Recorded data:
'''

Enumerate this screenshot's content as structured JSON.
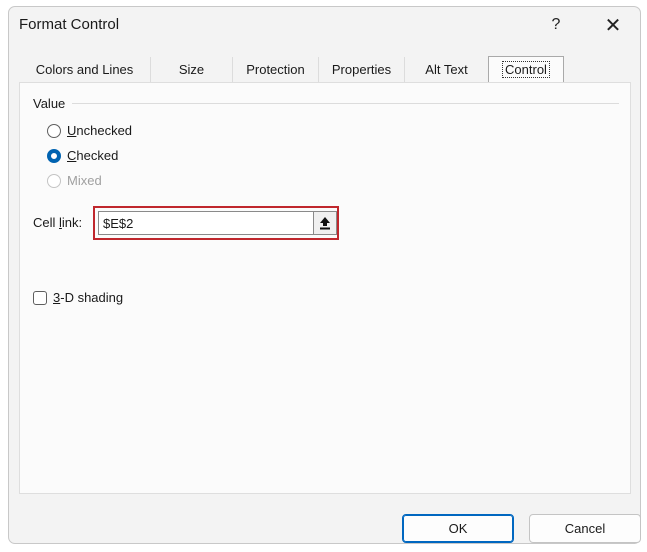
{
  "dialog": {
    "title": "Format Control",
    "help_glyph": "?",
    "close_glyph": "✕"
  },
  "tabs": [
    {
      "label": "Colors and Lines",
      "active": false
    },
    {
      "label": "Size",
      "active": false
    },
    {
      "label": "Protection",
      "active": false
    },
    {
      "label": "Properties",
      "active": false
    },
    {
      "label": "Alt Text",
      "active": false
    },
    {
      "label": "Control",
      "active": true
    }
  ],
  "control": {
    "value_group_label": "Value",
    "options": [
      {
        "label_accel": "U",
        "label_rest": "nchecked",
        "state": "unchecked"
      },
      {
        "label_accel": "C",
        "label_rest": "hecked",
        "state": "checked"
      },
      {
        "label": "Mixed",
        "state": "disabled"
      }
    ],
    "cell_link_label_pre": "Cell ",
    "cell_link_label_accel": "l",
    "cell_link_label_post": "ink:",
    "cell_link_value": "$E$2",
    "shading_accel": "3",
    "shading_rest": "-D shading",
    "shading_checked": false
  },
  "buttons": {
    "ok": "OK",
    "cancel": "Cancel"
  },
  "colors": {
    "accent": "#0067c0",
    "highlight_border": "#c0272d"
  }
}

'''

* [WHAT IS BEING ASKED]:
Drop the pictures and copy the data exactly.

* [SOLVED EXERCISE]:
Enumerate this screenshot's content as structured JSON.
{
  "dialog": {
    "title": "Format Control",
    "help_glyph": "?",
    "close_glyph": "✕"
  },
  "tabs": [
    {
      "label": "Colors and Lines",
      "active": false
    },
    {
      "label": "Size",
      "active": false
    },
    {
      "label": "Protection",
      "active": false
    },
    {
      "label": "Properties",
      "active": false
    },
    {
      "label": "Alt Text",
      "active": false
    },
    {
      "label": "Control",
      "active": true
    }
  ],
  "control": {
    "value_group_label": "Value",
    "options": [
      {
        "label_accel": "U",
        "label_rest": "nchecked",
        "state": "unchecked"
      },
      {
        "label_accel": "C",
        "label_rest": "hecked",
        "state": "checked"
      },
      {
        "label": "Mixed",
        "state": "disabled"
      }
    ],
    "cell_link_label_pre": "Cell ",
    "cell_link_label_accel": "l",
    "cell_link_label_post": "ink:",
    "cell_link_value": "$E$2",
    "shading_accel": "3",
    "shading_rest": "-D shading",
    "shading_checked": false
  },
  "buttons": {
    "ok": "OK",
    "cancel": "Cancel"
  },
  "colors": {
    "accent": "#0067c0",
    "highlight_border": "#c0272d"
  }
}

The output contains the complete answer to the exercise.